Researchers, historians, and genealogy enthusiasts now have an expanded resource to explore the history of the whaling industry and the individuals who were part of the global enterprise, with recent additions to the Whaling History website (WhalingHistory.org), a joint project of Mystic Seaport Museum and the New Bedford Whaling Museum.
The data presented combines many sources including logbooks, journals, ship registers, newspapers, business papers, and custom house records. Users can find and trace whaling voyages and ships to specific logbooks, as well as the list of crew members aboard many of the voyages.
A popular feature of the site is a dialog where users can search crew lists to discover if they have a relative who shipped out on a whaling voyage.
The foundational fabric of Whaling History features three databases that have been stitched together – the American Offshore Whaling Voyage (AOWV) database, the American Offshore Whaling Log database, and an extensive whaling crew list database. All data is open to the public and is downloadable for any researcher to use with other tools and systems.

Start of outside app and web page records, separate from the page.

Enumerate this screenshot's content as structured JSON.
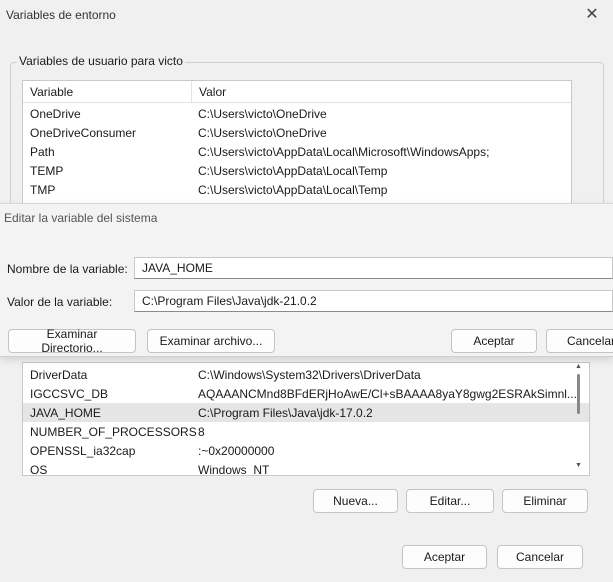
{
  "window": {
    "title": "Variables de entorno",
    "close_glyph": "✕"
  },
  "user_group": {
    "label": "Variables de usuario para victo",
    "columns": [
      "Variable",
      "Valor"
    ],
    "rows": [
      [
        "OneDrive",
        "C:\\Users\\victo\\OneDrive"
      ],
      [
        "OneDriveConsumer",
        "C:\\Users\\victo\\OneDrive"
      ],
      [
        "Path",
        "C:\\Users\\victo\\AppData\\Local\\Microsoft\\WindowsApps;"
      ],
      [
        "TEMP",
        "C:\\Users\\victo\\AppData\\Local\\Temp"
      ],
      [
        "TMP",
        "C:\\Users\\victo\\AppData\\Local\\Temp"
      ]
    ]
  },
  "system_list": {
    "rows": [
      [
        "DriverData",
        "C:\\Windows\\System32\\Drivers\\DriverData"
      ],
      [
        "IGCCSVC_DB",
        "AQAAANCMnd8BFdERjHoAwE/Cl+sBAAAA8yaY8gwg2ESRAkSimnl..."
      ],
      [
        "JAVA_HOME",
        "C:\\Program Files\\Java\\jdk-17.0.2"
      ],
      [
        "NUMBER_OF_PROCESSORS",
        "8"
      ],
      [
        "OPENSSL_ia32cap",
        ":~0x20000000"
      ],
      [
        "OS",
        "Windows_NT"
      ]
    ],
    "selected_index": 2,
    "buttons": {
      "new": "Nueva...",
      "edit": "Editar...",
      "delete": "Eliminar"
    }
  },
  "dialog": {
    "title": "Editar la variable del sistema",
    "name_label": "Nombre de la variable:",
    "name_value": "JAVA_HOME",
    "value_label": "Valor de la variable:",
    "value_value": "C:\\Program Files\\Java\\jdk-21.0.2",
    "browse_dir": "Examinar Directorio...",
    "browse_file": "Examinar archivo...",
    "accept": "Aceptar",
    "cancel": "Cancelar"
  },
  "footer": {
    "accept": "Aceptar",
    "cancel": "Cancelar"
  }
}
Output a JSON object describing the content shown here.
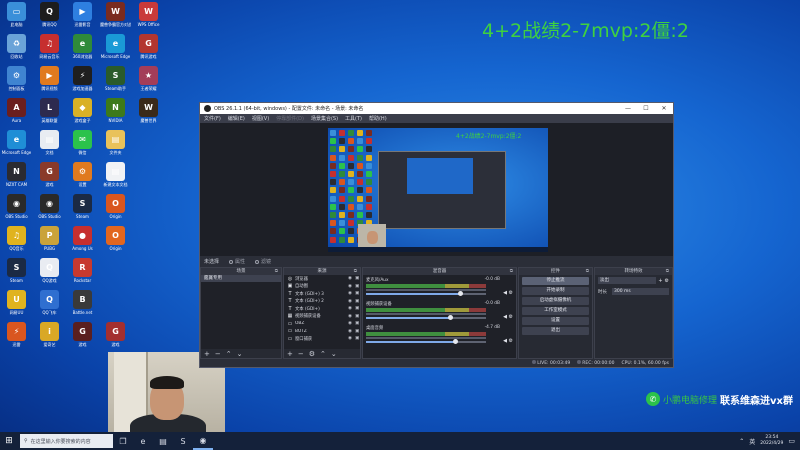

The site has been expanded recently with the addition of 370 new whaling voyages to the AOWV database, most from the 18th century, and the integration of the Dennis Wood Abstracts of Whaling Voyages. The latter are brief handwritten summaries of whaling voyages compiled over more than forty years (1830–1874) by Dennis Wood, a merchant and whaling agent in New Bedford. The abstracts were drawn from news reported in the Whalemen’s Shipping List and Merchants’ Transcript, and from letters, telegrams, and reports brought back by vessels. The New Bedford Free Public Library scanned the four volumes from its collection, containing more than 2,300 pages, and placed them on the Internet Archive.
“These new additions to the world’s most comprehensive whaling history database enhance the site’s scope and, most important, make it available for all to use,” said Paul O’Pecko, Vice President of Research Collections at Mystic Seaport Museum. “Researchers, genealogists, students, teachers, and history buffs alike will find it to be the most robust and useful repository of whaling history documentation and scholarship.”